Here I sit, having recently moved our family a mere 1000km from where we used to be. We've gone from the busy-busy-always-driving-never-seeing-anyone-keeping-up-with-the-jones's-city. BC really is breathtaking. Abbotsford is lovely. The mild and mossy climate is both refreshing and rejuvenating, the children, like my plants outside, are thriving and relishing the blessing of the extended warm season. All is well. And to get here was another mere 13 hour drive with 4 children in the car with me alone. Meh, we can do anything!
Isaac and Egan's new school starts nearly a full hour later than their school did in Calgary. A full hour! So in addition to the hour we gained by moving west, we have been given and we graciously accept the gift of more time; an extra two hours in the mornings. Amen! Mornings are now this casual, laid-back, saunter through getting everything accomplished and give Mom and babies a wave as bigger children wave from the backyard gate to walk to catch the bus. Sigh. It's lovely.
Well, the house leaves a bit to be desired, for me anyway. Tripping over boxes and running an obstacle course through rooms around items yet to find their home and attempting to do anything quickly throughout unfamiliar kitchen cupboards is never my cup of tea - but - the rooms that are done are lovely. Really lovely. They're not actually DONE done, but they are LOVELY lovely. This building we are calling our house now doesn't quite feel like home yet - but it's already feeling so much more ready to be lived in than our house in Calgary ever did. For everything I miss about Calgary (which is primarily my lovely friends and the familiarity of where things are, both in the city AND in my home), that house is not one of them.
Yah. But. I'm rocking one baby to sleep while the other one is already snoozing peacefully. I so relish these moments - the moments of quiet, of solitude within a busy family, the soul-quenching times when a babe is heavy on my chest breathing deeply and falling into peaceful slumber with lidded eyes taking their ever slowing blinks. I live for these moments.
Then just every now and again, something oddly familiar yet not-so-comfortable hits me.
"Oh Laura, there's a problem. There is an extra chromosome."
'hello, heart? I thought we worked through this? what's the deal?'
well, it just somehow flips up here and there, with far less frequency than it used to be, and far less frequency than I ever would have imagined before, but when it's there, it hurts. It hurts.
However: I love this little man so much it hurts! the amount of love hurts far more, probably because it has stretched my heart so much farther than it or I knew possible. I adore reading Kelle Hampton's blog about her journey of her life now joined by her little munchkin whom she lovingly refers to as a 'designer kitten' with the magical extra chromosome. Her words have done much to allow God to lovingly restore my heart, to deepen and strengthen my faith in these early baby steps of being the parent to this beautiful little boy.

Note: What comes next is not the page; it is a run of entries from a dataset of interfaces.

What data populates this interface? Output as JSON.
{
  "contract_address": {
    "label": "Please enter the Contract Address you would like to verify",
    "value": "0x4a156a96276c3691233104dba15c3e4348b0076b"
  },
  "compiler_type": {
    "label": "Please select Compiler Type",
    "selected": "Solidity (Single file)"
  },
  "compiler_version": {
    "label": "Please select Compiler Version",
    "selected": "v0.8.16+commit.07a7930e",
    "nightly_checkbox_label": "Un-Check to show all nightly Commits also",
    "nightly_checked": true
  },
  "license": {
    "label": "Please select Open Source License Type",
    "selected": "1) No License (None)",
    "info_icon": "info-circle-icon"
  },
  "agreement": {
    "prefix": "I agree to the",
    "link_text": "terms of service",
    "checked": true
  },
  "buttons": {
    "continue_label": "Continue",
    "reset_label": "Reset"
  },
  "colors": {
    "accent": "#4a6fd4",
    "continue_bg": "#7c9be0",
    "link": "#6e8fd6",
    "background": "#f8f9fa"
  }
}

Its all so strange, though - in a moment where I am so in love with my life, in love with my family, feeling so richly blessed and treasuring EVERY aspect of this little Amos - everything! - it hurts my heart as his loving mama to know that I ever feel or ever felt anything but complete adoration for his precious self. Agh, he is so beautiful and is just the loveliest child ever; how could this be considered a 'defect'? Impossible. It's only those who have not been blessed by one of these 'designer kittens' that would call this a defect.
I am defective, not Amos. Many of us are defective. Not these precious magical children.
Amos looks like Jesus when he looks into your eyes, into your spirit. He studies your face, empathetically mimics your mood - his little body which is usually busy busy busy moving squirming squiggling all over will c o m p l e t e l y s t i l l - and in total silence with total and complete adoration he will drink in your entire face, his beautiful dark eyes flitting from spot to spot but only ever so briefly leaving the completely direct eye contact he has. When he does this - I swear you can see God peering into you. I swear. Agh, it makes me cry to just write it out, to say it out loud. Oh Amos. You precious boy.
Now when I hear that statement of "oh Laura, there's a problem. There is an extra chromosome." in my head, it looks different. At the time and when it hurt like being punched in the guts, I was so thankful it was the soft and lovely and eloquent doctor with the peaceful way of talking to Joel & I who gave us this information. But now, with this little spirit living in our home, our new baby and not something unfamiliar and scary, it hurts that he used the words "there's a problem."
This is not a problem. Maybe one day I will feel differently again, maybe when we run into more medical issues, or educational issues, or whatever and whenever. But for now, this is where I am, and I am choosing to firstly (in the words of Kelle Hampton) be governed by love. Secondly, I am blessed to be Amos's mama. Although down syndrome is considered to be the most common genetic birth defect (ouch! defect?) - and we all know a few people here and there who have down syndrome - it is revealing itself to be a gift that is unwrapped and quietly revealed in the slowed down, smiling, cooing, loving, gaze of this little scrunchie baby man with the fuzzy head - but a gift that not all that many people are blessed with. It is revealing itself to be a privilege - and far, far, far from being a defect. Ugh, I hate that word.